The measure has no real chance of becoming law anytime soon, but is part of a growing debate among Democrats about what the best next steps beyond ObamaCare are, which could come to fruition when Democrats next win back the White House.
The bill takes a less sweeping approach than the "Medicare for all" plan championed by Sen. Bernie SandersBernie SandersDemocrats hope to hold Big Oil 'accountable' On The Money — Will the billionaire tax survive Joe Manchin? Democrats cutting paid leave from spending deal amid Manchin opposition MORE (I-Vt.). It preserves private insurance while allowing people in ObamaCare plans and employers to choose the new Medicare-based insurance plan if they want.
Merkley is also a supporter of Sanders’s bill, while Murphy is not. Murphy said he thinks it is good that Democrats are throwing out different ideas to be considered.
“Our bill essentially puts this theory to the test and lets consumers and businesses decide whether they want to migrate to a Medicare plan or whether they want to stay on private insurance,” he added.
Merkley noted that he and Murphy have differing views on Medicare for all, but said this bill is a “a common vision that both perspectives can buy into” in the interim.
Sens. Kamala HarrisKamala HarrisRNC targets McAuliffe, Biden campaign event with mobile billboard Obama looks to give new momentum to McAuliffe Kamala Harris engages with heckler during New York speech MORE (D-Calif.) and Cory BookerCory BookerAfter 35 years, Congress should finally end the sentencing disparity between crack and powder cocaine Reforming marijuana laws before the holidays: A three-pronged approach Black Caucus pushes for priorities in final deal MORE (D-N.J.), both seen as leading potential presidential contenders, are also co-sponsoring the Murphy-Merkley bill, in addition to backing Sanders’s bill.

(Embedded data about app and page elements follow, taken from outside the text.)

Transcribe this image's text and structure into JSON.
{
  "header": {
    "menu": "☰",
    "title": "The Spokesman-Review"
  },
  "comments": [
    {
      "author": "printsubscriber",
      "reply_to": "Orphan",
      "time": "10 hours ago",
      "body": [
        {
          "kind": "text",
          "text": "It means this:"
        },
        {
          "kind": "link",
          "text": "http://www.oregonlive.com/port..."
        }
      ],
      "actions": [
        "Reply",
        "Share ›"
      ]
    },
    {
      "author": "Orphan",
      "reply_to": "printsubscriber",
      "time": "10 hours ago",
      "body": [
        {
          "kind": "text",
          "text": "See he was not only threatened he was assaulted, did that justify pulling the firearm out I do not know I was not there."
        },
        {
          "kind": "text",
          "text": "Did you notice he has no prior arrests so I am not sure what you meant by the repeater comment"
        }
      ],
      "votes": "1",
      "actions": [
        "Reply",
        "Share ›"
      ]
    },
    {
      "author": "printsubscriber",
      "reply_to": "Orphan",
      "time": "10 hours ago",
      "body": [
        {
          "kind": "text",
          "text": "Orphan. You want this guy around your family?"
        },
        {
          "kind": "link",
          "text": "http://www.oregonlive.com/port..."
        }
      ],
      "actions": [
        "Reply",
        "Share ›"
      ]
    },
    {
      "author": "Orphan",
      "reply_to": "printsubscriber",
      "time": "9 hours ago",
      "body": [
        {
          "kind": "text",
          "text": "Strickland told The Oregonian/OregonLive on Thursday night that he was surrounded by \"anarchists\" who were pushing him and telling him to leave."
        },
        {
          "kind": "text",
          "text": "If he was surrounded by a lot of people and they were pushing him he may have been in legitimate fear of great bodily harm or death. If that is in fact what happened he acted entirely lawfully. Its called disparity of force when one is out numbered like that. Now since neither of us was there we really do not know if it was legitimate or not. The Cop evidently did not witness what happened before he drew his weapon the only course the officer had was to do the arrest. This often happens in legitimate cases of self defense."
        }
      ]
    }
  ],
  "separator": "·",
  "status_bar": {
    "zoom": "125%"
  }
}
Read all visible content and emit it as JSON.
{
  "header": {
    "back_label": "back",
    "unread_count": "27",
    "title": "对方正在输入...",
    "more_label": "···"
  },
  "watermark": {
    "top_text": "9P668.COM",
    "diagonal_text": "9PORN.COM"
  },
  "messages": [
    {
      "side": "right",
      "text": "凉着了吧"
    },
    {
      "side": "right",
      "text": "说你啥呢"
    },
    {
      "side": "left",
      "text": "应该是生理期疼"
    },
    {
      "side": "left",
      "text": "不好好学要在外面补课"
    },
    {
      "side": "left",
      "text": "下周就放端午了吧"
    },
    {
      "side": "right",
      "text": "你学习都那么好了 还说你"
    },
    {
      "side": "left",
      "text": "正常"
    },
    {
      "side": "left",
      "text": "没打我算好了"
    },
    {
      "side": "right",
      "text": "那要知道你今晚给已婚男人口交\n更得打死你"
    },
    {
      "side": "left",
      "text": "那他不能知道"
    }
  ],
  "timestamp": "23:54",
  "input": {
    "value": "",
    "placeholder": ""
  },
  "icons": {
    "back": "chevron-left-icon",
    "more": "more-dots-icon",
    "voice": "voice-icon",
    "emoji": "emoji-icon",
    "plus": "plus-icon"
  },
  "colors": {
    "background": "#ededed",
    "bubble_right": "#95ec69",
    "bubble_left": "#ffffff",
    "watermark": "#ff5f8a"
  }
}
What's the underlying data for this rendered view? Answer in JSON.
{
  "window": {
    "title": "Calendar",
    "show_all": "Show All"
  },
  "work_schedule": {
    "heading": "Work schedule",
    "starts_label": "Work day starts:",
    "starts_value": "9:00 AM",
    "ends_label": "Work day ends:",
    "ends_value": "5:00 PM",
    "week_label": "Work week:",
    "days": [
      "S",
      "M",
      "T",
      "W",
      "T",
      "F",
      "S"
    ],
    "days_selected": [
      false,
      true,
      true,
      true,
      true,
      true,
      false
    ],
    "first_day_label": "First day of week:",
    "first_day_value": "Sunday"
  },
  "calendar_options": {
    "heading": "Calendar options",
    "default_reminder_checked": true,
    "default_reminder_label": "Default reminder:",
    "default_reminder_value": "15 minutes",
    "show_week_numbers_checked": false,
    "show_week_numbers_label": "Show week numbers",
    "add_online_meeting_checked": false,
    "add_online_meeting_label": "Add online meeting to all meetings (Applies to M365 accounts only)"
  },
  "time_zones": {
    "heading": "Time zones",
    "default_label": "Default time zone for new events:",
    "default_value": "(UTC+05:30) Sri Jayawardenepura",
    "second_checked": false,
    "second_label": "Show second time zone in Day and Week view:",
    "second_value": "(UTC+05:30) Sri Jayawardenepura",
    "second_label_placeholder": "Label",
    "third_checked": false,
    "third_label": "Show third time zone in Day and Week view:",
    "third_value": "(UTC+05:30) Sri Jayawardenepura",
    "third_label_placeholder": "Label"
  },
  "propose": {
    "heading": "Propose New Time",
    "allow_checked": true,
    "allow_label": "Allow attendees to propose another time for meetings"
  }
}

Other cosponsors include Sens. Tammy BaldwinTammy Suzanne BaldwinProviding affordable housing to recruit our next generation of volunteer firefighters Progressives push back on decision to shrink Biden's paid family leave program Building back better by investing in workers and communities MORE (D-Wis.), Brian SchatzBrian Emanuel SchatzClimate advocates turn sights on Wall Street To sustain humanity COP26 must lead on both climate and biodiversity Democrats struggle to sell Biden plan amid feuding MORE (D-Hawaii), Jeanne ShaheenCynthia (Jeanne) Jeanne ShaheenPaid family leave proposal at risk Progressives push back on decision to shrink Biden's paid family leave program Defense & National Security — Military starts giving guidance on COVID-19 vaccine refusals MORE (D-N.H.), Richard Blumenthal (D-Conn.), Martin HeinrichMartin Trevor HeinrichThe Hill's Morning Report - Presented by Facebook - Biden, Democrats inch closer to legislative deal Glasgow summit raises stakes for Biden deal Democrats say they're committed to reducing emissions in Biden plan MORE (D-N.M.) and Tom UdallTom UdallFlake, Cindy McCain among latest Biden ambassadors confirmed after delay Overnight Defense: Milley reportedly warned Trump against Iran strikes | Pulitzer Prize-winning photographer killed in Afghanistan | 70 percent of active-duty military at least partially vaccinated Biden nominates former Sen. Tom Udall as New Zealand ambassador MORE (D-N.M.).
The bill, in addition to providing a public option, also boosts the generosity of ObamaCare’s subsidies to help make insurance more affordable, and makes people at higher income levels eligible for the assistance.